|Other encyclopedia topics:||A-Ag Ah-Ap Aq-Az B-Bk Bl-Bz C-Cg Ch-Co Cp-Cz D-Di Dj-Dz E-Ep Eq-Ez F G H-Hf Hg-Hz I-In Io-Iz J K L-Ln Lo-Lz M-Mf Mg-Mz N O P-Pl Pm-Pz Q R S-Sh Si-Sp Sq-Sz T-Tn To-Tz U V W X Y Z 0-9|
|Contents of this page:|
Alternative NamesPaint - oil based - poisoning
Definition Return to top
Oil-based paint poisoning occurs when large amounts of oil-based paint get into your stomach or lungs. It may also occur if the poison gets into your eyes or touches your skin.
This is for information only and not for use in the treatment or management of an actual poison exposure. If you have an exposure, you should call your local emergency number (such as 911) or the National Poison Control Center at 1-800-222-1222.
Poisonous Ingredient Return to top
Hydrocarbons are the primary poisonous ingredient in oil paints.
Some oil paints have heavy metals such as lead, mercury, cobalt, and barium added as pigment. These heavy metals can cause additional poisoning if swallowed in large amounts.
Where Found Return to top
Various oil-based paints
Symptoms Return to top
Home Care Return to top
Seek immediate medical help. DO NOT make a person throw up unless told to do so by Poison Control or a health care professional.
If the chemical was swallowed, immediately give the person a small amount of water or milk to stop the burning, unless instructed otherwise by a health care provider. DO NOT give water or milk if the patient is having symptoms (such as vomiting, convulsions, or a decreased level of alertness) that make it hard to swallow.

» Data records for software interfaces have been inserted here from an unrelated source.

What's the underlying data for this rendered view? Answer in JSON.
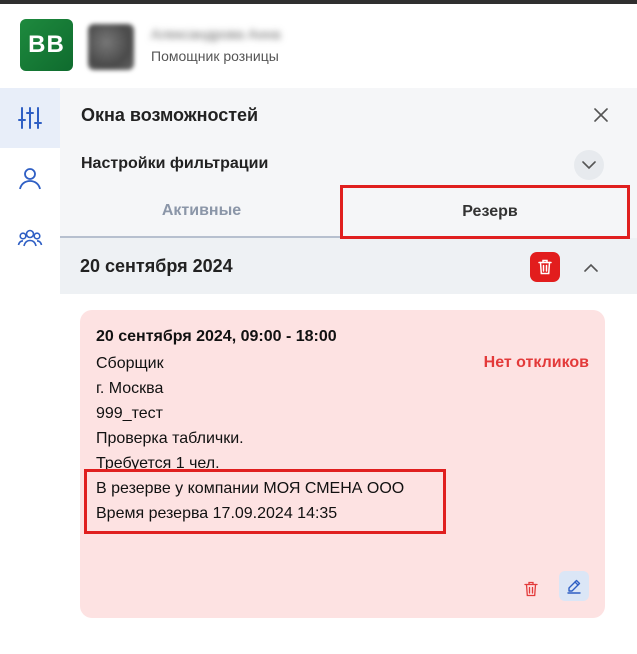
{
  "header": {
    "logo_text": "BB",
    "user_name": "Александрова Анна",
    "user_role": "Помощник розницы"
  },
  "sidebar": {
    "items": [
      {
        "icon": "sliders-icon",
        "active": true
      },
      {
        "icon": "user-icon",
        "active": false
      },
      {
        "icon": "users-icon",
        "active": false
      }
    ]
  },
  "panel": {
    "title": "Окна возможностей",
    "filter_label": "Настройки фильтрации",
    "tabs": [
      {
        "label": "Активные"
      },
      {
        "label": "Резерв"
      }
    ]
  },
  "group": {
    "date": "20 сентября 2024"
  },
  "card": {
    "time": "20 сентября 2024, 09:00 - 18:00",
    "status": "Нет откликов",
    "lines": [
      "Сборщик",
      "г. Москва",
      "999_тест",
      "Проверка таблички.",
      "Требуется 1 чел.",
      "В резерве у компании МОЯ СМЕНА ООО",
      "Время резерва 17.09.2024 14:35"
    ]
  },
  "colors": {
    "accent_blue": "#2f5fc4",
    "danger_red": "#e21d1d",
    "card_bg": "#fde2e2",
    "status_red": "#e33a3a"
  }
}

Before Calling Emergency Return to top
Determine the following information:
However, DO NOT delay calling for help if this information is not immediately available.
Poison Control Return to top
The National Poison Control Center (1-800-222-1222) can be called from anywhere in the United States. This national hotline number will let you talk to experts in poisoning. They will give you further instructions.
This is a free and confidential service. All local poison control centers in the United States use this national number. You should call if you have any questions about poisoning or poison prevention. It does NOT need to be an emergency. You can call for any reason, 24 hours a day, 7 days a week.
Take the container with you to the hospital, if possible.
See: Poison control center - emergency number
What to Expect at the Emergency Room Return to top
The health care provider will measure and monitor the patient's vital signs, including temperature, pulse, breathing rate, and blood pressure.
Symptoms will be treated as appropriate. The patient may receive:
Outlook (Prognosis) Return to top
Survival past 48 hours is usually a good sign that recovery will occur. If any damage to the kidneys or lungs has occurred, it may take several months to heal.
References Return to top
Sanchez MR. Dematologic principles. In: Goldfrank LR, Flomenbaum NE, Lewin NA, et al, eds. Goldfrank’s Toxicologic Emergencies. 7th ed. New York, NY: McGraw Hill; 2002: chap 28.
Shih RD. Hydrocarbons. In: Goldfrank LR, Flomenbaum NE, Lewin NA, et al, eds. Goldfrank’s Toxicologic Emergencies. 7th ed. New York, NY: McGraw Hill; 2002: chap 85.Update Date: 2/9/2009 Updated by: A.D.A.M. Editorial Team: David Zieve, MD, MHA, Greg Juhn, MTPW, David R. Eltz. Previously reviewed by Jacob L. Heller, MD, Emergency Medicine, Virginia Mason Medical Center, Seattle, Washington, Clinic (7/23/2008).